have increased, it has become more difficult to factor in
all the aspects that such a user would find important, while
also being fair to products that may lack these high end
"bonus" capabilities but which still represent
a very good buy for the more traditional and more prevalent
mainstream user. The two categories we've used are:
Mainstream User ~ The mainstream user is likely to put
price, stock performance, value for money, reliability and/or
warranty terms ahead of the need for hardware that operates
beyond its design specifications. The mainstream user may
be a PC novice or may be an experienced user, however their
needs are clearly very different to those of the enthusiast,
in that they want to buy products that operate efficiently
and reliably within their advertised parameters.
Enthusiast ~ The enthusiast cares about all the things
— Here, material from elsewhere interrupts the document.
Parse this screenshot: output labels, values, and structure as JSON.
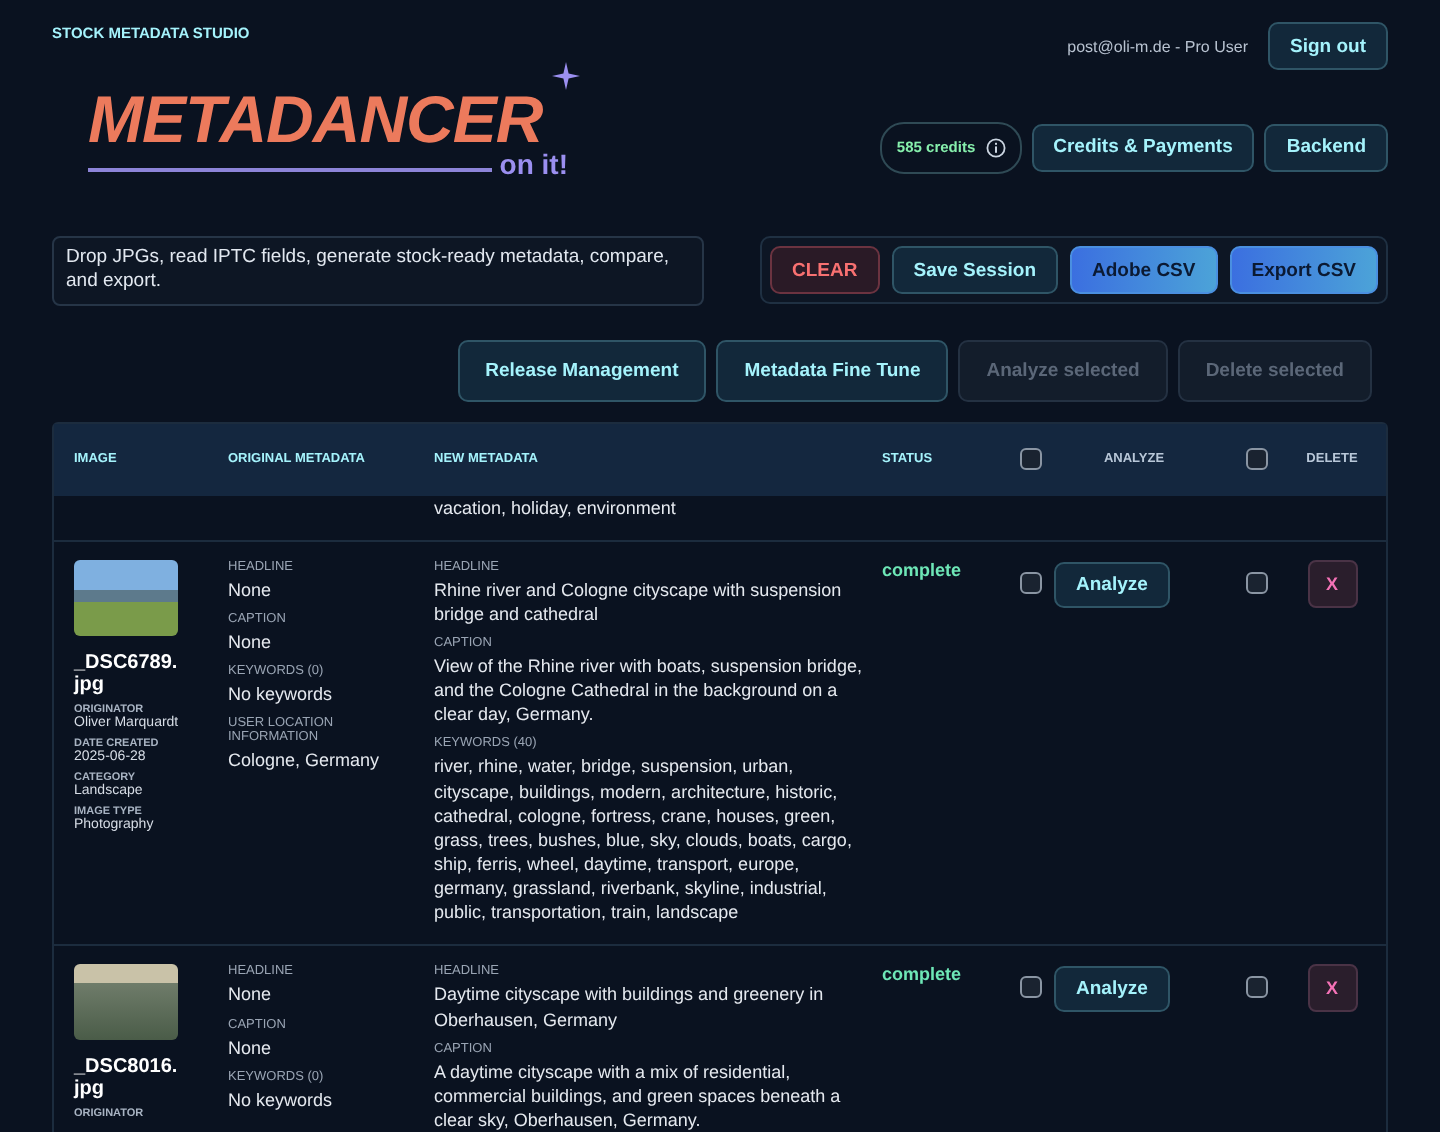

that the mainstream user cares about but is more likely
to accept a weakness in one or more of these things in exchange
for some measure of performance or functionality beyond
its design brief. For example, a high priced motherboard
may be tolerated in exchange for unusually high levels of
overclocking ability or alternatively an unusually large
heat sink with a very poor fixing mechanism may be considered
acceptable if it offers significantly superior cooling in
Mainstream User ~
to carry, easy, if a little slow, to add songs to and a
pleasure to listen to, but a total nightmare to navigate.
Perhaps GeIL need a few lessons from Nokia or Samsung on
how to develop intuitive menu systems that are simple to
find your way around.
allowing the iBall to be detected as a mass storage device,
adding MP3 files is as simple as dragging and dropping,
though ideally you need to use the supplied conversion software
to convert your pictures and videos to a more manageable
size for playback, and a more manageable file size for storing.
you want a quality MP3 player plain and simple then you
could probably get the same sound quality for less cash,
but for all the extra functions it's not a bad deal at all.
and stylish enough to become a fashionable device to wear,
decent enough quality for those who like their music, and
clever enough to appeal to gadget lovers the world over.
Throw in an emerging display technology and a clever voice
recording function, not to mention the FM radio, and the
iBall is already looking like hot property.
not to say all is well though. The clumsy, counter-intuitive
menus need a total rethink, as does the clunky file management
system which makes simple housekeeping tasks a truly laborious
process, but that only partially detract from the smug feeling
you get from whipping out something no larger than a small
biscuit to show your mate your fave band's latest music
video complete with quality stereo sound.
it ain't, but as a first attempt it looks like it could
next trendy lifestyle gadget if GeIL use their resources
to market it properly, work on the menus and perhaps increase
the screen size by another 20 or 30% or so.
makes file transfers slow and there's really no excuse for
not using USB2.0 these days, particularly for the 1GB model.
in all though the iBall is a clever little device with a
lot of character that may well grow on you and is certain
to prompt a few admiring glances. Its low weight is also
a great asset, though if I'm honest it's actually too light
for my tastes.
very nice product that should form a solid foundation for
further devices to come.
always looking for ways to make our reviews fairer. A Right
To Reply gives the manufacturer or supplier of the product
being reviewed a chance to make public comments on what
we've said. They can explain perhaps why they've done the
things we were unhappy with or blow their own trumpet over
the things we loved. It's easy for us to pick a product
apart but sometimes things are done a certain way for very
GeIL decide to exercise their "Right To Reply",
we'll publish their comments below: